→ ABOUT THIS EXERCISE
Given the entries below, please return each one exactly.

(DATASET)

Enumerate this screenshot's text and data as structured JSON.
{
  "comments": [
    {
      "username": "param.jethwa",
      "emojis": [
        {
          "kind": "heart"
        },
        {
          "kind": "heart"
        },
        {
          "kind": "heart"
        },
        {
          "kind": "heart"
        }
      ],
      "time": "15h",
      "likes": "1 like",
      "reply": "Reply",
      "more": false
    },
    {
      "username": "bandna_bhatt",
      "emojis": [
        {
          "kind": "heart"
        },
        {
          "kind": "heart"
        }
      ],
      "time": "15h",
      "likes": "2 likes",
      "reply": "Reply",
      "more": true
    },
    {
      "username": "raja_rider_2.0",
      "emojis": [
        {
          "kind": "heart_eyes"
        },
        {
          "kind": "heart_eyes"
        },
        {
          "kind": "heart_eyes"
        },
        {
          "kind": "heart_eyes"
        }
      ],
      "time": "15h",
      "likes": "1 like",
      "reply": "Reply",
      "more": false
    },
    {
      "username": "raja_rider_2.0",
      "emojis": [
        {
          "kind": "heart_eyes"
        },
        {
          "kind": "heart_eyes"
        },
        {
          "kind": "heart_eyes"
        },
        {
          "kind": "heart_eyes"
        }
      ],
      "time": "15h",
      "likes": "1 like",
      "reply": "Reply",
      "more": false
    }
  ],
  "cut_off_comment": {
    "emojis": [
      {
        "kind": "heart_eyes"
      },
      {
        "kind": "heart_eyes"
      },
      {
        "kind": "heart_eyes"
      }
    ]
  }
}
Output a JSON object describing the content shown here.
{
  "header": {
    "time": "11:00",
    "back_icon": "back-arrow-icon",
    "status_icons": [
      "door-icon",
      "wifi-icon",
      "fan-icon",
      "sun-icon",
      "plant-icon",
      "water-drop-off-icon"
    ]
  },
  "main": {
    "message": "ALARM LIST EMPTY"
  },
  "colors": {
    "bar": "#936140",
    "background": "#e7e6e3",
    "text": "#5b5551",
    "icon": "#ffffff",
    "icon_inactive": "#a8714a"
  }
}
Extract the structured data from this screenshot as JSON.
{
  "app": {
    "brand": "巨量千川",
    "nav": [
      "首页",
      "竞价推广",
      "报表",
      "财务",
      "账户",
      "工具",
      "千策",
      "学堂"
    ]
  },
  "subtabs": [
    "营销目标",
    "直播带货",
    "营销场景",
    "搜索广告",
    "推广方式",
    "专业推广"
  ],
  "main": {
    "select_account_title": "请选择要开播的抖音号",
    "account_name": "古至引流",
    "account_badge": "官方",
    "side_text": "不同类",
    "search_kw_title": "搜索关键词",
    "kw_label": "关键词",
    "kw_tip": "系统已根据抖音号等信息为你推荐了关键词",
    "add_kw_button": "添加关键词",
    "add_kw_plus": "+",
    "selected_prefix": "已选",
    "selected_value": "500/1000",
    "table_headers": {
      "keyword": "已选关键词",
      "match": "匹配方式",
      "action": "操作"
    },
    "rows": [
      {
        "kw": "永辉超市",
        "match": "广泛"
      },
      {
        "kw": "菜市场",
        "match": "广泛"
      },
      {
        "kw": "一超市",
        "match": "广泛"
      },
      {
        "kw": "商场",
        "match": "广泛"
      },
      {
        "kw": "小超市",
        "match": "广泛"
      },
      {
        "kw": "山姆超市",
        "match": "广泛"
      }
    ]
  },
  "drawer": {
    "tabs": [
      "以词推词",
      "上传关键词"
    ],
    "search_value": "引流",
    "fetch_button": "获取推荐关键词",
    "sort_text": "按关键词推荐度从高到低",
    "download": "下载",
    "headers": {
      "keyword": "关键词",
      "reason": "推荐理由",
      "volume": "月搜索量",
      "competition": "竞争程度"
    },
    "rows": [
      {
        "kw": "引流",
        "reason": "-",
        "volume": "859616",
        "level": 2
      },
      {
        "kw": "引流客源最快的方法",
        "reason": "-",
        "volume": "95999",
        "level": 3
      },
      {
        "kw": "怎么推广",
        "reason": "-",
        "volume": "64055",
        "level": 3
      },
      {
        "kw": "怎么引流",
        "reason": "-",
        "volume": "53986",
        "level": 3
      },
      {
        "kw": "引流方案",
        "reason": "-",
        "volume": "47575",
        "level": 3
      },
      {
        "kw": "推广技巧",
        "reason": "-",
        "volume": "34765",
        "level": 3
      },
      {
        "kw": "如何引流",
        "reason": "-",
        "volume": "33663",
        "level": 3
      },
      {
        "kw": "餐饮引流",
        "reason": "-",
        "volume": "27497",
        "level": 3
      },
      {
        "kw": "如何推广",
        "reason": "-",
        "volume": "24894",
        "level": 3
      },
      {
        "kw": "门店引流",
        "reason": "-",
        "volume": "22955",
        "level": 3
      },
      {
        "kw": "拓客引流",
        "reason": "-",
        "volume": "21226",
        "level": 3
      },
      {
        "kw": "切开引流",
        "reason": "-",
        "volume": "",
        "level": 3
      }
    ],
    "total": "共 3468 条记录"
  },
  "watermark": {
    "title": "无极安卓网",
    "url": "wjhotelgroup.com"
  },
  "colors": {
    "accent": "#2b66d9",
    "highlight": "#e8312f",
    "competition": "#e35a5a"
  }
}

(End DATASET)

→ TASK OUTPUT
Enumerate this screenshot's text and data as structured JSON.
{
  "comments": [
    {
      "username": "param.jethwa",
      "emojis": [
        {
          "kind": "heart"
        },
        {
          "kind": "heart"
        },
        {
          "kind": "heart"
        },
        {
          "kind": "heart"
        }
      ],
      "time": "15h",
      "likes": "1 like",
      "reply": "Reply",
      "more": false
    },
    {
      "username": "bandna_bhatt",
      "emojis": [
        {
          "kind": "heart"
        },
        {
          "kind": "heart"
        }
      ],
      "time": "15h",
      "likes": "2 likes",
      "reply": "Reply",
      "more": true
    },
    {
      "username": "raja_rider_2.0",
      "emojis": [
        {
          "kind": "heart_eyes"
        },
        {
          "kind": "heart_eyes"
        },
        {
          "kind": "heart_eyes"
        },
        {
          "kind": "heart_eyes"
        }
      ],
      "time": "15h",
      "likes": "1 like",
      "reply": "Reply",
      "more": false
    },
    {
      "username": "raja_rider_2.0",
      "emojis": [
        {
          "kind": "heart_eyes"
        },
        {
          "kind": "heart_eyes"
        },
        {
          "kind": "heart_eyes"
        },
        {
          "kind": "heart_eyes"
        }
      ],
      "time": "15h",
      "likes": "1 like",
      "reply": "Reply",
      "more": false
    }
  ],
  "cut_off_comment": {
    "emojis": [
      {
        "kind": "heart_eyes"
      },
      {
        "kind": "heart_eyes"
      },
      {
        "kind": "heart_eyes"
      }
    ]
  }
}
Output a JSON object describing the content shown here.
{
  "header": {
    "time": "11:00",
    "back_icon": "back-arrow-icon",
    "status_icons": [
      "door-icon",
      "wifi-icon",
      "fan-icon",
      "sun-icon",
      "plant-icon",
      "water-drop-off-icon"
    ]
  },
  "main": {
    "message": "ALARM LIST EMPTY"
  },
  "colors": {
    "bar": "#936140",
    "background": "#e7e6e3",
    "text": "#5b5551",
    "icon": "#ffffff",
    "icon_inactive": "#a8714a"
  }
}
Extract the structured data from this screenshot as JSON.
{
  "app": {
    "brand": "巨量千川",
    "nav": [
      "首页",
      "竞价推广",
      "报表",
      "财务",
      "账户",
      "工具",
      "千策",
      "学堂"
    ]
  },
  "subtabs": [
    "营销目标",
    "直播带货",
    "营销场景",
    "搜索广告",
    "推广方式",
    "专业推广"
  ],
  "main": {
    "select_account_title": "请选择要开播的抖音号",
    "account_name": "古至引流",
    "account_badge": "官方",
    "side_text": "不同类",
    "search_kw_title": "搜索关键词",
    "kw_label": "关键词",
    "kw_tip": "系统已根据抖音号等信息为你推荐了关键词",
    "add_kw_button": "添加关键词",
    "add_kw_plus": "+",
    "selected_prefix": "已选",
    "selected_value": "500/1000",
    "table_headers": {
      "keyword": "已选关键词",
      "match": "匹配方式",
      "action": "操作"
    },
    "rows": [
      {
        "kw": "永辉超市",
        "match": "广泛"
      },
      {
        "kw": "菜市场",
        "match": "广泛"
      },
      {
        "kw": "一超市",
        "match": "广泛"
      },
      {
        "kw": "商场",
        "match": "广泛"
      },
      {
        "kw": "小超市",
        "match": "广泛"
      },
      {
        "kw": "山姆超市",
        "match": "广泛"
      }
    ]
  },
  "drawer": {
    "tabs": [
      "以词推词",
      "上传关键词"
    ],
    "search_value": "引流",
    "fetch_button": "获取推荐关键词",
    "sort_text": "按关键词推荐度从高到低",
    "download": "下载",
    "headers": {
      "keyword": "关键词",
      "reason": "推荐理由",
      "volume": "月搜索量",
      "competition": "竞争程度"
    },
    "rows": [
      {
        "kw": "引流",
        "reason": "-",
        "volume": "859616",
        "level": 2
      },
      {
        "kw": "引流客源最快的方法",
        "reason": "-",
        "volume": "95999",
        "level": 3
      },
      {
        "kw": "怎么推广",
        "reason": "-",
        "volume": "64055",
        "level": 3
      },
      {
        "kw": "怎么引流",
        "reason": "-",
        "volume": "53986",
        "level": 3
      },
      {
        "kw": "引流方案",
        "reason": "-",
        "volume": "47575",
        "level": 3
      },
      {
        "kw": "推广技巧",
        "reason": "-",
        "volume": "34765",
        "level": 3
      },
      {
        "kw": "如何引流",
        "reason": "-",
        "volume": "33663",
        "level": 3
      },
      {
        "kw": "餐饮引流",
        "reason": "-",
        "volume": "27497",
        "level": 3
      },
      {
        "kw": "如何推广",
        "reason": "-",
        "volume": "24894",
        "level": 3
      },
      {
        "kw": "门店引流",
        "reason": "-",
        "volume": "22955",
        "level": 3
      },
      {
        "kw": "拓客引流",
        "reason": "-",
        "volume": "21226",
        "level": 3
      },
      {
        "kw": "切开引流",
        "reason": "-",
        "volume": "",
        "level": 3
      }
    ],
    "total": "共 3468 条记录"
  },
  "watermark": {
    "title": "无极安卓网",
    "url": "wjhotelgroup.com"
  },
  "colors": {
    "accent": "#2b66d9",
    "highlight": "#e8312f",
    "competition": "#e35a5a"
  }
}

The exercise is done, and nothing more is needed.